The search for life on Saturn's moon Titan shows that organisms appear to thrive on far less water than conventional wisdom holds is needed to keep microbes active and alive.

By Staff writer / April 17, 2010

This image provided by NASA's Jet Propulsion Laboratory shows a flattened (Mercator) projection of the Huygens probe's view from six miles above Saturn's moon Titan. The Huygens probe was delivered to Titan by the Cassini spacecraft.

Enlarge

If life gained a foothold on Saturn's moon Titan, what would it be like?

Skip to next paragraph

Organisms with a persistent case of malodorous breath? Blood based on liquid methane? Life forms more like lichen than house cats?

That's a picture painted by British astrobiologist William Bains at a Royal Astronomical Society astronomy meeting in Glasgow last week.

But Dirk Schulze-Makuch suggests something simpler, if just as exotic: single-cell Titan residents, similar to the liquid-asphalt-loving species he and his colleagues have discovered in Pitch Lake, a natural pool of liquid asphalt on the island of Trinidad in the Caribbean.

These organisms thrive on liquid hydrocarbons. Lakes filled with liquid methane and other hydrocarbons cover up to 10 percent of Titan's surface at times -- part of what researchers term the moon's hydrocarbon cycle, similar to Earth's water cycle.

Temperatures there are far colder than those found at Pitch Lake, the researchers acknowledge. Still, they say, the discovery marks Pitch Lake as a useful stepping-off point for trying to understand the potential for life in what they call liquid-hydrocarbon environments on Titan.

Scientific sleuthing in tar pits

Compared with bacteria and other single-celled organisms found at natural pitch seeps such as the La Brea Tar Pits in Los Angeles, the organisms at Pitch Lake "were distinctly different from there," says Dr. Schulze-Makuch, an astrobiologist at Washington State University in Pullman, Wash. "About 30 percent of the species we detected are unknown organisms."

But the more profound implication of the discovery may lay in the observation that these organisms appear to thrive on far less water than conventional wisdom holds is needed to keep microbes active and alive, team members say.

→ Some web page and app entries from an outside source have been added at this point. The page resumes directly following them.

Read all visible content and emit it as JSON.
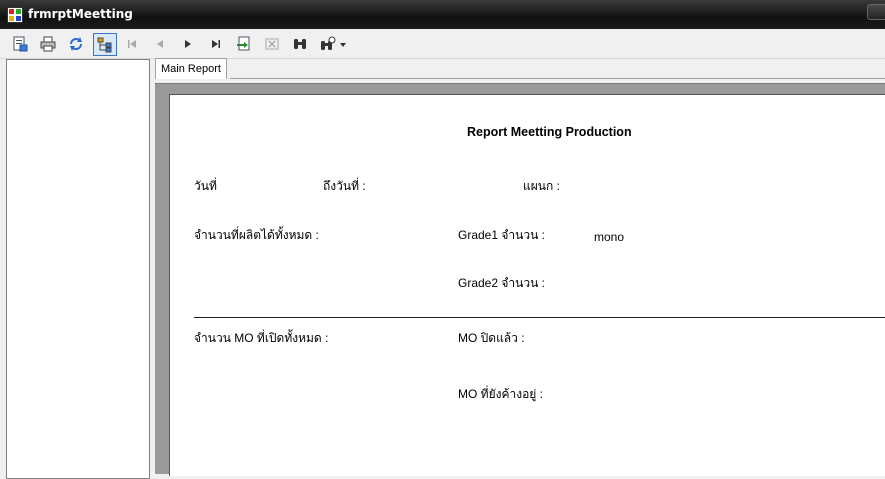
{
  "window": {
    "title": "frmrptMeetting"
  },
  "toolbar": {
    "buttons": [
      {
        "name": "export-report",
        "icon": "export-icon"
      },
      {
        "name": "print-report",
        "icon": "printer-icon"
      },
      {
        "name": "refresh-report",
        "icon": "refresh-icon"
      },
      {
        "name": "toggle-group-tree",
        "icon": "group-tree-icon"
      },
      {
        "name": "first-page",
        "icon": "first-page-icon"
      },
      {
        "name": "previous-page",
        "icon": "previous-page-icon"
      },
      {
        "name": "next-page",
        "icon": "next-page-icon"
      },
      {
        "name": "last-page",
        "icon": "last-page-icon"
      },
      {
        "name": "goto-page",
        "icon": "goto-page-icon"
      },
      {
        "name": "close-view",
        "icon": "close-view-icon"
      },
      {
        "name": "find-text",
        "icon": "binoculars-icon"
      },
      {
        "name": "zoom",
        "icon": "zoom-icon"
      }
    ]
  },
  "tabs": [
    {
      "label": "Main Report"
    }
  ],
  "report": {
    "title": "Report Meetting Production",
    "date_label": "วันที่",
    "to_date_label": "ถึงวันที่ :",
    "department_label": "แผนก :",
    "total_produced_label": "จำนวนที่ผลิตได้ทั้งหมด :",
    "grade1_label": "Grade1 จำนวน :",
    "grade1_value": "mono",
    "grade2_label": "Grade2 จำนวน :",
    "mo_total_label": "จำนวน  MO ที่เปิดทั้งหมด :",
    "mo_closed_label": "MO ปิดแล้ว :",
    "mo_pending_label": "MO ที่ยังค้างอยู่ :"
  },
  "colors": {
    "titlebar": "#1c1c1c",
    "viewer_background": "#9a9a9a",
    "page": "#ffffff",
    "active_button_border": "#3a76c4"
  }
}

In its Mars exploration program, NASA's mantra has been "follow the water." It's a bumper-sticker phrase that highlights the importance scientists have attached to understanding Mar's climate history. That, in turn, will yield important clues on whether the red planet once hosted -- or may still host -- at least simple forms of organic life.

Permissions